Intel® Threading Building Blocks for Heterogeneous Computing

Computing platforms are becoming increasingly heterogeneous with the combination of CPUs, GPUs, FPGAs, co-processors, and domain-specific compute engines. But programming to take advantage of these heterogeneous environments in a single application remains a challenge. This video provides a brief overview of the heterogeneous capability of Intel® Threading Building Blocks (Intel® TBB), a leading C++ template library for shared-memory parallel programming, and discuss its new and upcoming features for harnessing the spectrum of compute resources made available in heterogeneous systems. These features enable asynchronous communication with devices using standard programming models, such as OpenCLTM*, and also provide the basic building blocks needed to integrate proprietary APIs for accessing devices in to an Intel TBB application in a composable way. Join us to see how you can use Intel TBB to not only exploit the CPU cores on your system, but to coordinate the other compute resources.

Hi, my name is Sharmila. Today we are going to talk about heterogeneous computing features in Intel threading building blocks. Let's get started. 

Our hardware landscape is evolving fast. Computing platforms are becoming increasingly intragenous, with a combination of CPUs, GPUs, FPGAs, co-processors, and domain-specific compute engines. But programming with a single application in order to take advantage of these heterogeneous environments remains a challenge. Intel TBB and the flow graph feature in it can help you address this challenge. 

Developing for heterogeneous systems can be difficult, because the programming models associated with different system components are disjointed. On one hand, a multi-core HPC developer might prefer environments based on C, C++, Fortran, or Java, or libraries such as OPENMP or TBB. On the other hand, we have GPGPU developers who may use languages like CUDA, DirectCompute, or open specifications like OpenCL. 

This divergence in programming tools can cause significant development and maintenance costs. With these differences in architecture, it becomes impractical to use the same programming model. Intel TBB's vision is to act as this coordination layer between these devices, which is the hardware, and the programming models, the software environment. 

So how can TBB help? Intel TBB's flow graph features addresses the three common questions that come up with heterogeneous computing. One, how do you get your computation onto a device that is not necessarily programmed in C++? Two, how do you figure out the execution order of your application, and how do you get notification of when a job is done in one device, in order to get started with the other device? Three, how do you optimize the various code pieces so tasks get assigned to various kernels in a way to get optimal performance? 

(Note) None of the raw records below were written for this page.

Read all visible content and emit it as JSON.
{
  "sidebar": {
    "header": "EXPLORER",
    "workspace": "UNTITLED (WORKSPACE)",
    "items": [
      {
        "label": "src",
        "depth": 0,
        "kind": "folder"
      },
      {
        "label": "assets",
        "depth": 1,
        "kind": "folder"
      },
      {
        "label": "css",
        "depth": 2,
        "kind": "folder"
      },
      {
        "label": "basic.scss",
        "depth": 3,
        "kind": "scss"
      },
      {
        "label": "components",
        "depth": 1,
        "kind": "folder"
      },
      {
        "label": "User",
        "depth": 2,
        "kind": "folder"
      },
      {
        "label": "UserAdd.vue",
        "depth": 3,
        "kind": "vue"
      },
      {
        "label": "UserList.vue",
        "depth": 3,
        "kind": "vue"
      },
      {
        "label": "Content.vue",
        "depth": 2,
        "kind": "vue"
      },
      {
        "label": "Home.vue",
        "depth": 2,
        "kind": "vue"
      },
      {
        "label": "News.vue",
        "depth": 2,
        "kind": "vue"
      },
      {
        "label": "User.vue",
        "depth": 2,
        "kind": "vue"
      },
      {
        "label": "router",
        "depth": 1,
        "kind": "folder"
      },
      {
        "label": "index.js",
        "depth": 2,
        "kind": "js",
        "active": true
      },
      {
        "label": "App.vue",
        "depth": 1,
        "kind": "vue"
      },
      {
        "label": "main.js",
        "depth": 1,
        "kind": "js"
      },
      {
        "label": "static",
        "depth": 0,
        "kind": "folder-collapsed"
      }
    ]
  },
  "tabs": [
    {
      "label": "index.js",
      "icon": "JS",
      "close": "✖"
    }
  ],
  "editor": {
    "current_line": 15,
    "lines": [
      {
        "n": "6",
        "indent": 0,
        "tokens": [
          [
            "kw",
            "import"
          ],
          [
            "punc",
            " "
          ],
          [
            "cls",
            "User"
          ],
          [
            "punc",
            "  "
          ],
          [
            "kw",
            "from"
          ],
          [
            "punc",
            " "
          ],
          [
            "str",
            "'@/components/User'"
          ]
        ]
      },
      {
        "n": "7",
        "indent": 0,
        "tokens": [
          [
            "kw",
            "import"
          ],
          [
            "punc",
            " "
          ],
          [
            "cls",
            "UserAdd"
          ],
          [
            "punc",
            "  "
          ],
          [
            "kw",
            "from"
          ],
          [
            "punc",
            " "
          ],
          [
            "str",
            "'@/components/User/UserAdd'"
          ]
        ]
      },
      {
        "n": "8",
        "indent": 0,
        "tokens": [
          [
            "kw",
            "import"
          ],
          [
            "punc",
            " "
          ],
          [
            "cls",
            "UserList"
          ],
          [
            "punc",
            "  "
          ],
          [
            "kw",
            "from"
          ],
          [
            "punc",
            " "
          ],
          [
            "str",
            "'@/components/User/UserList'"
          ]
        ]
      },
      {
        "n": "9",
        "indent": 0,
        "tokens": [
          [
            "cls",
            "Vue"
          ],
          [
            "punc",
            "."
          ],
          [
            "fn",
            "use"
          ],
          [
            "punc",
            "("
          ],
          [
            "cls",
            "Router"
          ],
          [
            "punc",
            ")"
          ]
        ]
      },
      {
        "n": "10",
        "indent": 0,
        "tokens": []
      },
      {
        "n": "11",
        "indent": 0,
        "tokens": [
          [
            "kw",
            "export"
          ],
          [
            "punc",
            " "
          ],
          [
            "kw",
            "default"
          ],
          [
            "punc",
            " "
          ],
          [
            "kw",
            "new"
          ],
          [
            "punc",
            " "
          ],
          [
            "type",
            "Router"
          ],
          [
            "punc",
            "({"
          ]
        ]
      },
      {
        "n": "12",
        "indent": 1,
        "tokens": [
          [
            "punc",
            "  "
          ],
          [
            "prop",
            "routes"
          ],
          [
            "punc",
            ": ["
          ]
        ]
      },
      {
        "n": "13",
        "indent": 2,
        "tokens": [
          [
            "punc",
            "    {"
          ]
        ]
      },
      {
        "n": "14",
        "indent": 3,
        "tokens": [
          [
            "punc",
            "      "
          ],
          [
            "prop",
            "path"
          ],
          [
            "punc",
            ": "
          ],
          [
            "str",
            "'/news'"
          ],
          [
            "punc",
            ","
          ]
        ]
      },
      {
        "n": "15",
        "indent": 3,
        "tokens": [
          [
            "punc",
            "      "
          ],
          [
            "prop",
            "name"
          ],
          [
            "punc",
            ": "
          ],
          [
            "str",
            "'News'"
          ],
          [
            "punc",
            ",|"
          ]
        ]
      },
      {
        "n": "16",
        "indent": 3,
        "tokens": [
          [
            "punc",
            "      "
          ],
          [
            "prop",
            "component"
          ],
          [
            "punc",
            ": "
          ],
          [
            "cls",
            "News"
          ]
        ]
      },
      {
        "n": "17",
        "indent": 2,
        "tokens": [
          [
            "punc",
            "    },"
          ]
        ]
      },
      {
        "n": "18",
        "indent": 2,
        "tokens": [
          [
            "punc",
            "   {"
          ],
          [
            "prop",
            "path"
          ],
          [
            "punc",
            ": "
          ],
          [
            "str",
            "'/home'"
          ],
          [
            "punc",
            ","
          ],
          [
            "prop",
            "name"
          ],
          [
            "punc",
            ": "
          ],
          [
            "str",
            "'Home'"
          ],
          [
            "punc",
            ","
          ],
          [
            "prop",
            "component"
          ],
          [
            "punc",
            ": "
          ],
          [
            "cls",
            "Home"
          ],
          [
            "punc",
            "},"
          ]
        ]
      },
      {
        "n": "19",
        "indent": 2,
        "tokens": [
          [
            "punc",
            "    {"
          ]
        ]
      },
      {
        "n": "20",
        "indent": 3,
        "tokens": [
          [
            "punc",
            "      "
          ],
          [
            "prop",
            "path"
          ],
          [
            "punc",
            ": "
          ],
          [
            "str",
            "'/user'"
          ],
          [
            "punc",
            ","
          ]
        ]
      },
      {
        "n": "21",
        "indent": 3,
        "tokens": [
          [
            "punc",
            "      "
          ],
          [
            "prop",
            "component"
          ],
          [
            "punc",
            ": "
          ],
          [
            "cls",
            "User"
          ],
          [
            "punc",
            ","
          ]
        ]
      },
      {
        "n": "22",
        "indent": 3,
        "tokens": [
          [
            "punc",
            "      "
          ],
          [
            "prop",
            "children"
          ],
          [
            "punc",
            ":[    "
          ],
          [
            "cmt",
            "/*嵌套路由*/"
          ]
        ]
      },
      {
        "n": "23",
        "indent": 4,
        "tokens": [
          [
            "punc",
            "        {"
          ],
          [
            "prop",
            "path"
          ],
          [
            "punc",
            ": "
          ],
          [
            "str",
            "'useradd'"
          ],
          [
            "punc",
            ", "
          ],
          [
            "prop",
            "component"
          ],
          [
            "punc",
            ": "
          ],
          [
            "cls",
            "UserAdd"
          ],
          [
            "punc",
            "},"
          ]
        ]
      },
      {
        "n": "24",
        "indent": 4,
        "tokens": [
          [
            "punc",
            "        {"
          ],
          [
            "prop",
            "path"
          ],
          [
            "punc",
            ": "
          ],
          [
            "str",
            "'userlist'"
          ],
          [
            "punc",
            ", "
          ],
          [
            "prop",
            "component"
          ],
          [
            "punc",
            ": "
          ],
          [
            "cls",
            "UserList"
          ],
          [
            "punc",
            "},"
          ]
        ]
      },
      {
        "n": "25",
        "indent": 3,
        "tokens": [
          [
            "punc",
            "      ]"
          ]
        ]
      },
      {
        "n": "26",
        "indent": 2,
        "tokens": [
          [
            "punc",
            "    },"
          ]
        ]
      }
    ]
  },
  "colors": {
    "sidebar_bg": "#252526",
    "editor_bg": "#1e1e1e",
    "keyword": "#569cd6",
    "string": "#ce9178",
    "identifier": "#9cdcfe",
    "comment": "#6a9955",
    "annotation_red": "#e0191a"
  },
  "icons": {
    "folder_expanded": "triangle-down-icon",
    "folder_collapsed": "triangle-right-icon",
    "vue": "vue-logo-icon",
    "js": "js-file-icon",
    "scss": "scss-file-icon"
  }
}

Our vision with TBB is to provide one parallel software platform to coordinate across these libraries, programming models, and devices. We are constantly developing additional intragenous support, with low level building blocks and high level support. 

Thank you for watching. For more details, check out our webinar linked the description below, and don't forget to like this video and subscribe.